▸ **Aim of the task**
Search the listing for the string "files". Copy every line that has it.

□ □ □ □

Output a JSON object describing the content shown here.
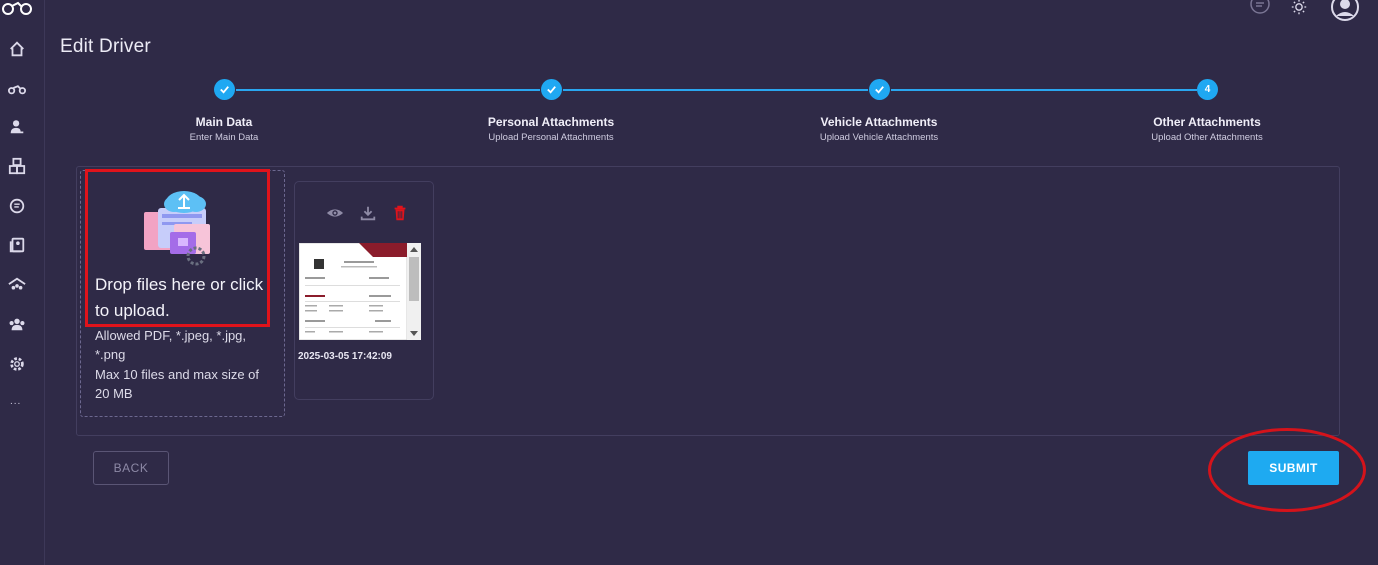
{
  "page": {
    "title": "Edit Driver"
  },
  "sidebar": {
    "icons": [
      "logo-icon",
      "home-icon",
      "motorcycle-icon",
      "driver-icon",
      "boxes-icon",
      "chat-icon",
      "book-icon",
      "warehouse-icon",
      "team-icon",
      "settings-icon"
    ],
    "more_label": "..."
  },
  "topbar": {
    "icons": [
      "notification-icon",
      "theme-toggle-icon",
      "user-avatar-icon"
    ]
  },
  "stepper": {
    "steps": [
      {
        "title": "Main Data",
        "subtitle": "Enter Main Data",
        "state": "completed"
      },
      {
        "title": "Personal Attachments",
        "subtitle": "Upload Personal Attachments",
        "state": "completed"
      },
      {
        "title": "Vehicle Attachments",
        "subtitle": "Upload Vehicle Attachments",
        "state": "completed"
      },
      {
        "title": "Other Attachments",
        "subtitle": "Upload Other Attachments",
        "state": "active",
        "number": "4"
      }
    ]
  },
  "upload": {
    "prompt": "Drop files here or click to upload.",
    "allowed": "Allowed PDF, *.jpeg, *.jpg, *.png",
    "limits": "Max 10 files and max size of 20 MB"
  },
  "files": [
    {
      "timestamp": "2025-03-05 17:42:09",
      "actions": [
        "view-icon",
        "download-icon",
        "delete-icon"
      ]
    }
  ],
  "actions": {
    "back_label": "BACK",
    "submit_label": "SUBMIT"
  },
  "colors": {
    "background": "#2f2a47",
    "accent": "#1eaaf1",
    "delete": "#e0131b",
    "annotation": "#d4131b"
  }
}
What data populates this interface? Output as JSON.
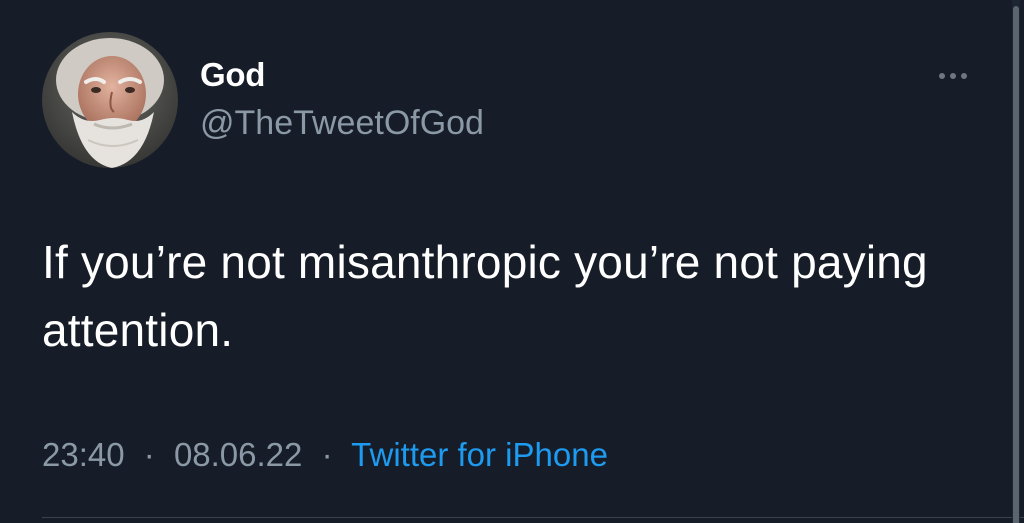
{
  "tweet": {
    "author": {
      "display_name": "God",
      "handle": "@TheTweetOfGod",
      "avatar_icon": "avatar-bearded-man"
    },
    "more_icon": "more-horizontal-icon",
    "text": "If you’re not misanthropic you’re not paying attention.",
    "time": "23:40",
    "separator": "·",
    "date": "08.06.22",
    "source": "Twitter for iPhone"
  },
  "colors": {
    "background": "#161d28",
    "text_primary": "#ffffff",
    "text_secondary": "#8b98a5",
    "link": "#1d9bf0",
    "divider": "#38444d"
  }
}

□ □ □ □

▸ **Final answer**
    "prompt": "Drop files here or click to upload.",
    "limits": "Max 10 files and max size of 20 MB"
  "files": [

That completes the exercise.